== Segment start ==

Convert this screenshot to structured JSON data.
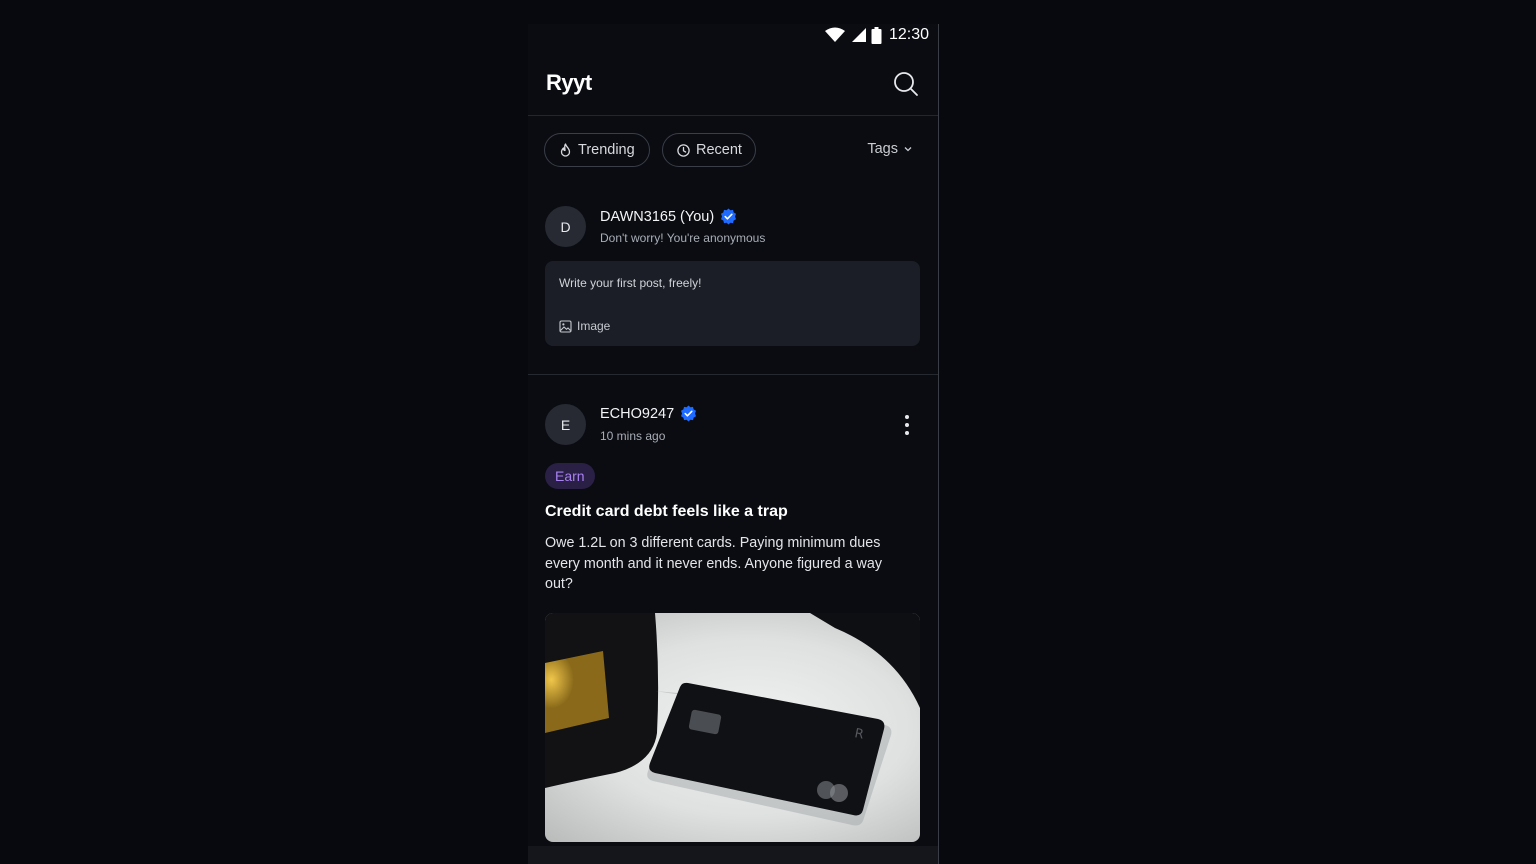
{
  "status_bar": {
    "time": "12:30"
  },
  "app": {
    "logo": "Ryyt"
  },
  "filters": {
    "trending_label": "Trending",
    "recent_label": "Recent",
    "tags_label": "Tags"
  },
  "composer": {
    "avatar_letter": "D",
    "username": "DAWN3165 (You)",
    "subtitle": "Don't worry! You're anonymous",
    "placeholder": "Write your first post, freely!",
    "image_label": "Image"
  },
  "post": {
    "avatar_letter": "E",
    "username": "ECHO9247",
    "time": "10 mins ago",
    "tag": "Earn",
    "title": "Credit card debt feels like a trap",
    "body": "Owe 1.2L on 3 different cards. Paying minimum dues every month and it never ends. Anyone figured a way out?"
  },
  "colors": {
    "verified_badge": "#1f6bff",
    "tag_bg": "#2a1f45",
    "tag_text": "#a781f2",
    "background": "#0a0c12"
  },
  "icons": [
    "wifi-icon",
    "signal-icon",
    "battery-icon",
    "search-icon",
    "flame-icon",
    "clock-icon",
    "chevron-down-icon",
    "verified-icon",
    "image-icon",
    "more-vertical-icon"
  ]
}
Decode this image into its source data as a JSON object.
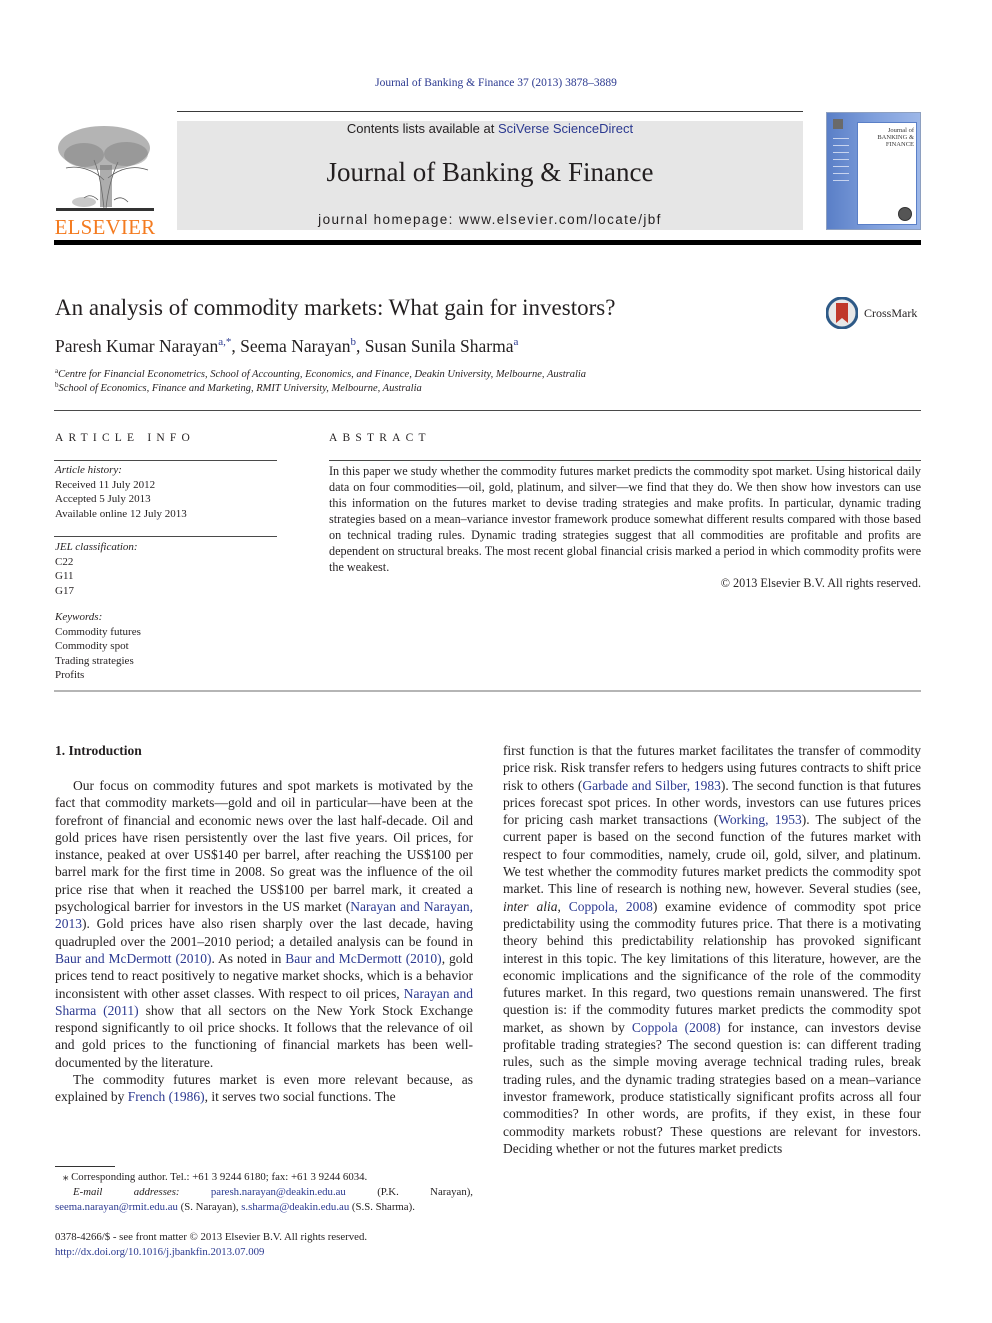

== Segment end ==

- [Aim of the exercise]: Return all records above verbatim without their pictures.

- [Answer section]:
Convert this screenshot to structured JSON data.
{
  "status_bar": {
    "time": "12:30"
  },
  "app": {
    "logo": "Ryyt"
  },
  "filters": {
    "trending_label": "Trending",
    "recent_label": "Recent",
    "tags_label": "Tags"
  },
  "composer": {
    "avatar_letter": "D",
    "username": "DAWN3165 (You)",
    "subtitle": "Don't worry! You're anonymous",
    "placeholder": "Write your first post, freely!",
    "image_label": "Image"
  },
  "post": {
    "avatar_letter": "E",
    "username": "ECHO9247",
    "time": "10 mins ago",
    "tag": "Earn",
    "title": "Credit card debt feels like a trap",
    "body": "Owe 1.2L on 3 different cards. Paying minimum dues every month and it never ends. Anyone figured a way out?"
  },
  "colors": {
    "verified_badge": "#1f6bff",
    "tag_bg": "#2a1f45",
    "tag_text": "#a781f2",
    "background": "#0a0c12"
  },
  "icons": [
    "wifi-icon",
    "signal-icon",
    "battery-icon",
    "search-icon",
    "flame-icon",
    "clock-icon",
    "chevron-down-icon",
    "verified-icon",
    "image-icon",
    "more-vertical-icon"
  ]
}
Decode this image into its source data as a JSON object.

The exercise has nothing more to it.